Though I often read more than one book at a time, I generally keep to a rule that I have for myself which prevents me from reading multiple books by the same author. With One Word Kill, I made an exception. My current audiobook is Holy Sister, also by Mark Lawrence, but since it is such a different genre and setting, I didn’t think it would be a problem. I was correct, as the only thing that carried over into this book was Lawrence’s great storytelling.
Nick is a teenager that just wants to get through school and get to the weekends when he can enjoy the D&D (Dungeons and Dragons) sessions he has with a small group of friends. He might even be interested in kissing a girl, but that comes later. At the beginning of our story, Nick has learned that he has leukemia, and the prognosis isn’t that great. Talk about a chilling way to end the first paragraph of the novel:
“As unwilling to speculate as he was, I think even Dr. Parsons would have assured me that the cancer would give me the next four weeks. But as it turned out, I would die even before February got into its stride.”
Wow! Right there Lawrence hooks and scares his readers from the first. But of course, we want to know what happened next, and how Nick is narrating this story.
Before long, we’re getting right into the meat of the game, which has a storyline with parallels to what happens to the group in the real world. We soon learn the significance of the book’s title and see how it relates to both the game and the struggles that our characters face through the course of learning of Nick’s cancer and dealing with other social issues that plague the group. Nick’s perspective is changed through the book as he starts to look at the world differently, knowing that his time may very well be limited.
From reading reviews, I’ve seen that this book is sometimes described as Stranger Things meets Ready Player One. As far as tone, I would agree, but for content not as much. I do see the definite Stranger Things parallel, as we have a small group of teenagers getting together to play their D&D game each week, and weird stuff happens that run in sequence alongside the D&D campaign. But other than the first-person quasi science fiction story going on, I didn’t really see it as all that similar to Ready Player One. But that’s still not a bad way to set expectations with approach to this book.

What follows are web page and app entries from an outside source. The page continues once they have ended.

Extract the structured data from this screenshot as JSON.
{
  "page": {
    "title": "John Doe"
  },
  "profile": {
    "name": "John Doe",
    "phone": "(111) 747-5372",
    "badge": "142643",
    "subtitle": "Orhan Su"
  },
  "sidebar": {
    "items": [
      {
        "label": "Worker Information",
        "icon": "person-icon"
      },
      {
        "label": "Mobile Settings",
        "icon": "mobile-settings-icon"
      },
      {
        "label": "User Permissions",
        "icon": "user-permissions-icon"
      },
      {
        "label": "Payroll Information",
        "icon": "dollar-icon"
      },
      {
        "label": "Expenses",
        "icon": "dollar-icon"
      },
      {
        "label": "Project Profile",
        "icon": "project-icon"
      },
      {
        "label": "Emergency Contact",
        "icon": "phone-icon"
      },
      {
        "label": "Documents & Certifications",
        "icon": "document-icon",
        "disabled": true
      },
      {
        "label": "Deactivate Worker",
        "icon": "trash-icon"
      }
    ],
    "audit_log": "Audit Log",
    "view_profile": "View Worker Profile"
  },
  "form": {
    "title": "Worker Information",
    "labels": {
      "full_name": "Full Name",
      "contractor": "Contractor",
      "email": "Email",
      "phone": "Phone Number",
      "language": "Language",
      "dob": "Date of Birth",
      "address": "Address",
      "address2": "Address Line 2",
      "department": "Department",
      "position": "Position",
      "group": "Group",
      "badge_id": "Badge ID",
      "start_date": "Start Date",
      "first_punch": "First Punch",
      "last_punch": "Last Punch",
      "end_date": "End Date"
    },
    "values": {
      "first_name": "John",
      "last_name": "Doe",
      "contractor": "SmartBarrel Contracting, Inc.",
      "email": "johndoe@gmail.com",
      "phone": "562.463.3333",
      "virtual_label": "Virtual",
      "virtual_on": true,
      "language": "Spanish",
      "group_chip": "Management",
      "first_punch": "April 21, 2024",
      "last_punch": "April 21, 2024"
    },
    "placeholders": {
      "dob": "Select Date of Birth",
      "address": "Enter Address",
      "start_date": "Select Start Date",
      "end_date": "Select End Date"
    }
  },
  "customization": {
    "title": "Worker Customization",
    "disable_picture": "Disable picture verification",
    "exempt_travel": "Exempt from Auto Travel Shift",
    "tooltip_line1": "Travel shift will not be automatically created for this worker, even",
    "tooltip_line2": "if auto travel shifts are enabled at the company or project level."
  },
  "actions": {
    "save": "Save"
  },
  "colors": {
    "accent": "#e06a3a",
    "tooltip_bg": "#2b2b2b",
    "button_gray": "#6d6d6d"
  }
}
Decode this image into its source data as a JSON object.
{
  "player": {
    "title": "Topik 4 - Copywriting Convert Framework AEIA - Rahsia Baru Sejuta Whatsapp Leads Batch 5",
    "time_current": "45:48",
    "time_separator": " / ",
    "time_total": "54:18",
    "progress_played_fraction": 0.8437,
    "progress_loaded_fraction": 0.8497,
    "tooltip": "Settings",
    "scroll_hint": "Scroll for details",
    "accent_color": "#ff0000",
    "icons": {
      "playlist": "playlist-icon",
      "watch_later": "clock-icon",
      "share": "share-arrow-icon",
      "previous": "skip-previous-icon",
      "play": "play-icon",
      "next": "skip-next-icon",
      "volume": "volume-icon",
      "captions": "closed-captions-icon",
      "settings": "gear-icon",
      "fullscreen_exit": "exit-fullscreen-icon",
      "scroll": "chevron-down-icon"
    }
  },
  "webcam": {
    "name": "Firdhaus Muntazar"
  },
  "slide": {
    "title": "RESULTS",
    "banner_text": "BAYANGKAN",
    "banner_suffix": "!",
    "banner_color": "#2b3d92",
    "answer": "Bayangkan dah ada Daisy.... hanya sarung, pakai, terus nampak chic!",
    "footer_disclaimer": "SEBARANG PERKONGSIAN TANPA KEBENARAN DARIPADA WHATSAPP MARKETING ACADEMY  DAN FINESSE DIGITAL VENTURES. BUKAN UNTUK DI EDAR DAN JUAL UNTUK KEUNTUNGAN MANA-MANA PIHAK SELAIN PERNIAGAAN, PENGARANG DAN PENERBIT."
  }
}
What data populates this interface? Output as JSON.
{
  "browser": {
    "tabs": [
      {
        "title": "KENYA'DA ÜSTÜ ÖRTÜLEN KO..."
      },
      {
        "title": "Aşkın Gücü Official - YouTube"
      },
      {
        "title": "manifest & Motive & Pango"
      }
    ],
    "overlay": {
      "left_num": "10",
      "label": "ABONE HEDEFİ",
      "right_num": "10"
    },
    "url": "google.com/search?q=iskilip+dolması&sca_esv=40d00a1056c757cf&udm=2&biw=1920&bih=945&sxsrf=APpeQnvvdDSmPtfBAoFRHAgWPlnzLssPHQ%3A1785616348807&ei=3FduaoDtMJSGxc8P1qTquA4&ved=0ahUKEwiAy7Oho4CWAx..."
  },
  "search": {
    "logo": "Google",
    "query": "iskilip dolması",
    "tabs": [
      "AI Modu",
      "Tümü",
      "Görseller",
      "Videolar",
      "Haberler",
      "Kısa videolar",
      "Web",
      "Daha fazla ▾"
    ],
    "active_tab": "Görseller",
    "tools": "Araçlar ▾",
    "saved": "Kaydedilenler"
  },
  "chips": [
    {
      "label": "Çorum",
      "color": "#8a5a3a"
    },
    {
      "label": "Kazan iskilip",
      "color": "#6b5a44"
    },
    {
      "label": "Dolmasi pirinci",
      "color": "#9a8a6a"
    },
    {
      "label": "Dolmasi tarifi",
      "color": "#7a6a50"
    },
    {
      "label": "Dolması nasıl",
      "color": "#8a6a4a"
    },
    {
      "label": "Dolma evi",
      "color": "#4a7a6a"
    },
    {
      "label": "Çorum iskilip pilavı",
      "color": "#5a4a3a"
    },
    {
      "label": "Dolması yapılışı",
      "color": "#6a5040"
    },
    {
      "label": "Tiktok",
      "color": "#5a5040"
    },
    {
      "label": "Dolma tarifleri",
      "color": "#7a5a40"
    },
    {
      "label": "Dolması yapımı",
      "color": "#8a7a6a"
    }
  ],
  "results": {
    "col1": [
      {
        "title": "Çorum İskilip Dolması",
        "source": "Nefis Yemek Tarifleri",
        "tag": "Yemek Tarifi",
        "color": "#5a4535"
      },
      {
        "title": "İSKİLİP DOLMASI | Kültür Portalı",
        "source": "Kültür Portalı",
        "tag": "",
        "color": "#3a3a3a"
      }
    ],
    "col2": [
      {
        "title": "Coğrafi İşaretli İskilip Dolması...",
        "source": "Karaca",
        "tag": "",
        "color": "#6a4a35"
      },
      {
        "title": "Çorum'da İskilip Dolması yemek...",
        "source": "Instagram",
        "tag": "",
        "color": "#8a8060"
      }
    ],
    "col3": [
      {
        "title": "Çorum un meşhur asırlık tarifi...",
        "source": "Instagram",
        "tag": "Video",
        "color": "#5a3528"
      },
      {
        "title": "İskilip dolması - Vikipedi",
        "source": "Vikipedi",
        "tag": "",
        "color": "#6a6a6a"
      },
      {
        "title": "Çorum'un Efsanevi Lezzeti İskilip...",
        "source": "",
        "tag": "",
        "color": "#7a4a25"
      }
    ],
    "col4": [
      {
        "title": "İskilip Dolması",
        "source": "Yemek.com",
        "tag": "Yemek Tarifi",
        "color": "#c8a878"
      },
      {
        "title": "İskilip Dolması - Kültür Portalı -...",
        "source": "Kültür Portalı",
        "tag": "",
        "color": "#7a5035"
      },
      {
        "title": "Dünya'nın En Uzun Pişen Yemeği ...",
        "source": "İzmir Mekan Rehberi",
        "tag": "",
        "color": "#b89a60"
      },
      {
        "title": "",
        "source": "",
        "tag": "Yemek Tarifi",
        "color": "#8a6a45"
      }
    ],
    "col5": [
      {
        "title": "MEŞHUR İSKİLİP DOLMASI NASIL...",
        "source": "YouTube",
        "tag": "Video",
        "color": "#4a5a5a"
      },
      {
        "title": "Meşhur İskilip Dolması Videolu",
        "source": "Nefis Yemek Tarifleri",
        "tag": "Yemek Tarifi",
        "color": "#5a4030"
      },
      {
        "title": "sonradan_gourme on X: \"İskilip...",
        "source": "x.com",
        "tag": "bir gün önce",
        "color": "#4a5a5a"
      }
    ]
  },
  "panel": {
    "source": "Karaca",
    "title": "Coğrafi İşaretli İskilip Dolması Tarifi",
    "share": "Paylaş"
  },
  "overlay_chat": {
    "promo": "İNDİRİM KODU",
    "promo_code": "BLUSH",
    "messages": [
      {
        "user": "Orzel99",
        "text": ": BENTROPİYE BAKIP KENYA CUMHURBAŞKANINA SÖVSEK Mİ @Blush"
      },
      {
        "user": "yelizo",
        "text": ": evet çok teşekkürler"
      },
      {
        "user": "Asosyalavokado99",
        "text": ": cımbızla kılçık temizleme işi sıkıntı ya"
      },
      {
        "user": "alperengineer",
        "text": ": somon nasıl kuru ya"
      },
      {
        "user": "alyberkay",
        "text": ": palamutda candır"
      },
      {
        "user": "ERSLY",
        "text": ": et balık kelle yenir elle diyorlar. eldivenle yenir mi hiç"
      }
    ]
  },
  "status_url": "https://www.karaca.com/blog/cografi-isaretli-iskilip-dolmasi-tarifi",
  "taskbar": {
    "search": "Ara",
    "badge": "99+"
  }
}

Regardless of comparisons, the only thing that’s important with One Word Kill is that it be read immediately. Mark Lawrence has become one of my favorite authors, and he shows here that whatever the genre, he’s a master of bringing good characters to life with fantastic prose and plot. It’s exciting to know that the other two books in this trilogy will be out later this year.